Champagne (1928)

Champagne-1928-film-images-6f8c8657-172a-4f00-a94e-487fb306866

An occasional series where I review a randomly selected movie directed by Alfred Hitchcock…

Spoiler warning: these reviews reveal plot twists.

A hedonistic heiress has to make her way in the world when her father says he’s financially ruined…

An odd Hitchcock film, this. Almost entirely lacking in tension, and featuring a lead character whose biggest problem in life is that she has to have a job, Champagne may be frothy and occasionally fun. It features some nice humour and the contemporary 1920s fashions are a treat. But it ultimately falls flat. There’s no fizz.

Betty (Betty Balfour) is a young, rich socialite who angers her father by using his Charles Lindbergh-style biplane to fly out to the middle of the Atlantic and board an ocean liner. The plane is sunk in the process, but she fares better: on the rowboat sent out by the liner’s crew, she removes her hat, goggles and coat to reveal an immaculate flapper frock. She’s made the journey to be with her boyfriend (French actor Jean Bradin), but he’s suffering from seasickness. The boat, you see, is rocking violently with the Atlantic swell – a motion that’s conveyed charmingly well by the Star Trek trick of having actors stagger from side to side. There’s also a creepy-looking passenger (Ferdinand von Alten) who eyes Betty up at any opportunity…

Eventually, Betty and the unnamed boyfriend reach Paris and she throws herself into the lifestyle of a bright young thing. When her fella visits her apartment she says to him, ‘Come on in – I’ve met some lively people – invented a new cocktail – and bought a lot of snappy gowns.’ Being a silent film, of course, the dialogue is relayed via a title card. There are remarkably few of them in the movie: we’re told just 70 lines of dialogue in 93 minutes.

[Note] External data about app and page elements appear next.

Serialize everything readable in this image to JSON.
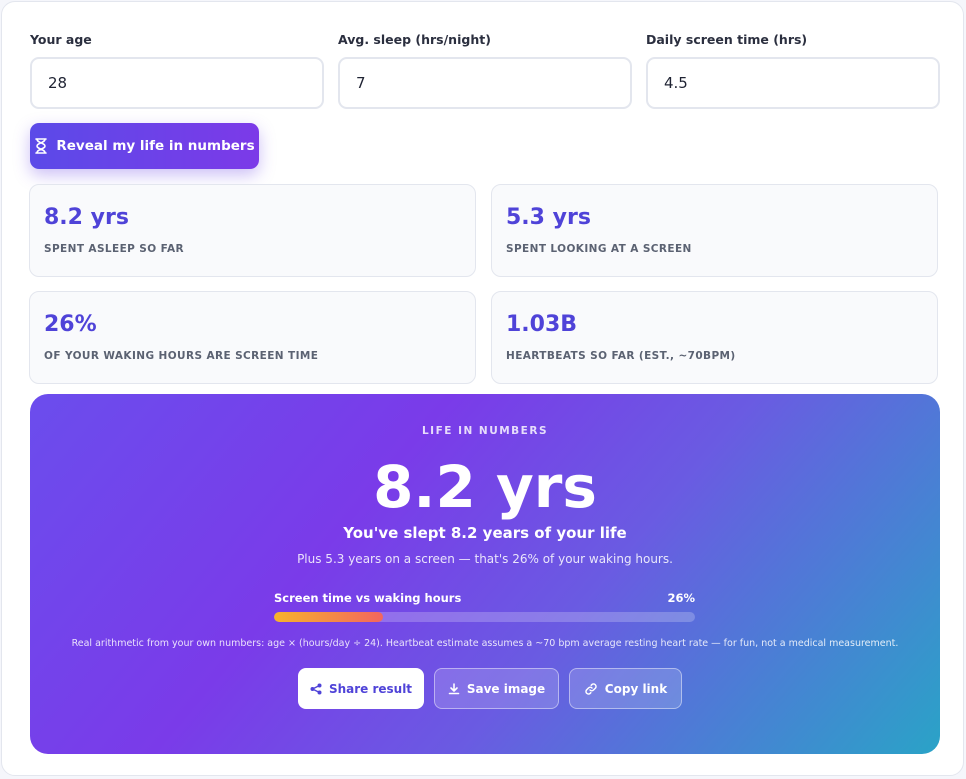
{
  "inputs": {
    "age": {
      "label": "Your age",
      "value": "28"
    },
    "sleep": {
      "label": "Avg. sleep (hrs/night)",
      "value": "7"
    },
    "screen": {
      "label": "Daily screen time (hrs)",
      "value": "4.5"
    }
  },
  "reveal_button": {
    "label": "Reveal my life in numbers",
    "icon": "hourglass-icon"
  },
  "stats": [
    {
      "value": "8.2 yrs",
      "label": "SPENT ASLEEP SO FAR"
    },
    {
      "value": "5.3 yrs",
      "label": "SPENT LOOKING AT A SCREEN"
    },
    {
      "value": "26%",
      "label": "OF YOUR WAKING HOURS ARE SCREEN TIME"
    },
    {
      "value": "1.03B",
      "label": "HEARTBEATS SO FAR (EST., ~70BPM)"
    }
  ],
  "hero": {
    "eyebrow": "LIFE IN NUMBERS",
    "big_value": "8.2 yrs",
    "headline": "You've slept 8.2 years of your life",
    "subline": "Plus 5.3 years on a screen — that's 26% of your waking hours.",
    "progress": {
      "label": "Screen time vs waking hours",
      "value_text": "26%",
      "fraction": 0.26
    },
    "note": "Real arithmetic from your own numbers: age × (hours/day ÷ 24). Heartbeat estimate assumes a ~70 bpm average resting heart rate — for fun, not a medical measurement."
  },
  "actions": {
    "share": {
      "label": "Share result",
      "icon": "share-icon"
    },
    "save": {
      "label": "Save image",
      "icon": "download-icon"
    },
    "copy": {
      "label": "Copy link",
      "icon": "link-icon"
    }
  },
  "colors": {
    "accent": "#4f43d8",
    "hero_start": "#6b4ded",
    "hero_end": "#2aa3c7",
    "progress_start": "#f7b32b",
    "progress_end": "#f3655e"
  }
}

However, back in America, Betty’s millionaire father (played by Gordon Harker, who was the son of the man Bram Stoker named the character of Jonathan Harker after in Dracula) is fuming. His mouth twitches comically as he reads about his daughter’s rebelliousness in the newspaper, while a phalanx of employees nervously fuss around him. He makes the journey to France and when he arrives he says he has grave news: his fortune – earned in the champagne business – has been wiped out after a bad day on the stock market. They’re now skint. (A prescient plot point, this: the Wall Street crash was the year after this movie’s release.) This distressing news doesn’t seem to affect either father or daughter too badly, though, and soon the two are making a fist of it. They share a cramped bedsit and she sets about finding a job.

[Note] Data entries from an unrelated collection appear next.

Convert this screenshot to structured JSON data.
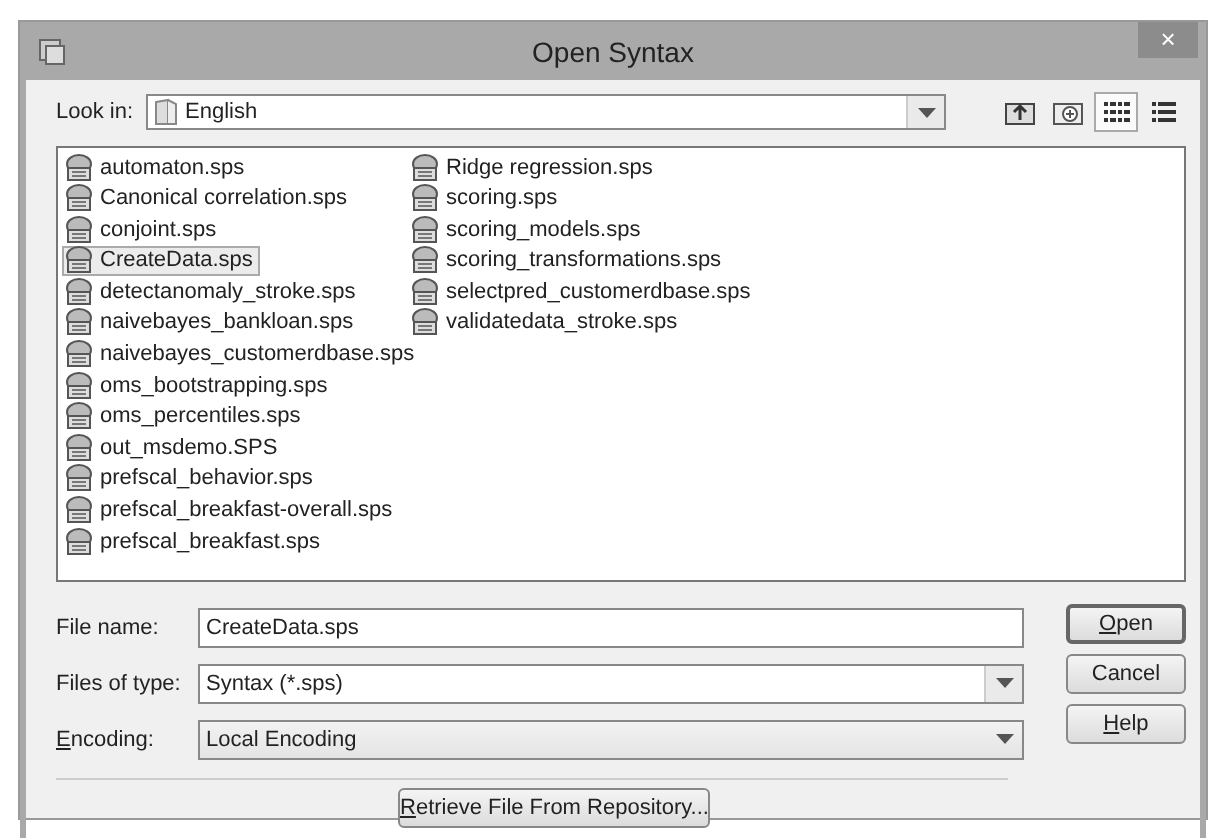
{
  "window": {
    "title": "Open Syntax",
    "close": "×"
  },
  "look_in": {
    "label": "Look in:",
    "value": "English"
  },
  "toolbar": [
    {
      "kind": "up",
      "selected": false
    },
    {
      "kind": "newfolder",
      "selected": false
    },
    {
      "kind": "list",
      "selected": true
    },
    {
      "kind": "details",
      "selected": false
    }
  ],
  "files": [
    {
      "name": "automaton.sps",
      "selected": false
    },
    {
      "name": "Canonical correlation.sps",
      "selected": false
    },
    {
      "name": "conjoint.sps",
      "selected": false
    },
    {
      "name": "CreateData.sps",
      "selected": true
    },
    {
      "name": "detectanomaly_stroke.sps",
      "selected": false
    },
    {
      "name": "naivebayes_bankloan.sps",
      "selected": false
    },
    {
      "name": "naivebayes_customerdbase.sps",
      "selected": false
    },
    {
      "name": "oms_bootstrapping.sps",
      "selected": false
    },
    {
      "name": "oms_percentiles.sps",
      "selected": false
    },
    {
      "name": "out_msdemo.SPS",
      "selected": false
    },
    {
      "name": "prefscal_behavior.sps",
      "selected": false
    },
    {
      "name": "prefscal_breakfast-overall.sps",
      "selected": false
    },
    {
      "name": "prefscal_breakfast.sps",
      "selected": false
    },
    {
      "name": "Ridge regression.sps",
      "selected": false
    },
    {
      "name": "scoring.sps",
      "selected": false
    },
    {
      "name": "scoring_models.sps",
      "selected": false
    },
    {
      "name": "scoring_transformations.sps",
      "selected": false
    },
    {
      "name": "selectpred_customerdbase.sps",
      "selected": false
    },
    {
      "name": "validatedata_stroke.sps",
      "selected": false
    }
  ],
  "fields": [
    {
      "label": "File name:",
      "value": "CreateData.sps",
      "kind": "text",
      "underlined_first": false
    },
    {
      "label": "Files of type:",
      "value": "Syntax (*.sps)",
      "kind": "combo",
      "underlined_first": false
    },
    {
      "label": "Encoding:",
      "value": "Local Encoding",
      "kind": "dropdown",
      "underlined_first": true
    }
  ],
  "buttons": [
    {
      "label": "Open",
      "underlined_first": true,
      "default": true
    },
    {
      "label": "Cancel",
      "underlined_first": false,
      "default": false
    },
    {
      "label": "Help",
      "underlined_first": true,
      "default": false
    }
  ],
  "repository_button": {
    "label": "Retrieve File From Repository...",
    "underlined_first": true
  }
}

Finding one at a high-class restaurant, Betty goes off the rails – or at least by 1920s standards. She drinks! She smokes! She dances! She enjoys herself – the slut! Both her boyfriend and her father disapprove, while the creepy guy from the ocean liner is still sniffing around. She then gets an almighty shock when her father confesses that he’s not penniless after all. It was all a lie – a ruse to see how she’d cope without capital. Justifiably angry, Betty turns to the creepy guy and asks for help in getting out of the country. He agrees to take her home to America, but then aboard the boat he locks her in their cabin…

But don’t worry! He’s not a dangerous, sinister type – turns out, he’s a detective hired by Betty’s father to keep an eye on her and make sure she doesn’t come to any harm. So that’s all right, then. I guess. The dad and the boyfriend show up, relationships are mended, lies are forgiven and everyone gets a happy and disgustingly rich ending.

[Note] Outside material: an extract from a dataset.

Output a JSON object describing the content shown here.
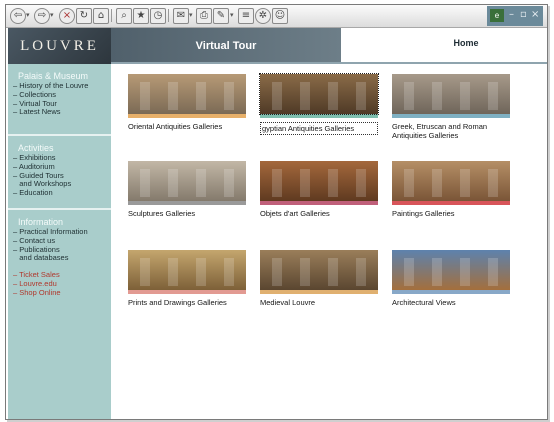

With such a drab, lifeless story, you have to look elsewhere for Champagne’s pleasures. As ever with Hitchcock, it’s a visual treasure trove. The director is regularly experimenting or innovating with point-of-view shots (including a few through champagne glasses), crowd scenes, dissolves to suggest time passages and character’s thoughts, and other tricks such as moving footage becoming a still photo. There are also a few decent gags, like when Betty embraces her boyfriend while cooking and leaves flour handprints on his back. But overall this is a rare thing indeed: a *boring* Hitchcock movie.

Four cocktails out of 10

NOTE: An interesting quirk of film restoration means that the footage in Champagne is now probably *entirely different* from that seen in cinemas in 1928. When archivists at the BFI studied the surviving negative it soon became apparent that it was actually a version of the movie assembled from ‘second-best’ takes. It’s assumed this was compiled as a kind of safety copy. Sadly, no print of the theatrical cut has been found, so this ‘echo’ version of Champagne is now the default.

Advertisements

Leave a Reply

Fill in your details below or click an icon to log in:

WordPress.com Logo

You are commenting using your WordPress.com account. Log Out /  Change )

Google+ photo

You are commenting using your Google+ account. Log Out /  Change )

Twitter picture

You are commenting using your Twitter account. Log Out /  Change )

Facebook photo

You are commenting using your Facebook account. Log Out /  Change )

Connecting to %s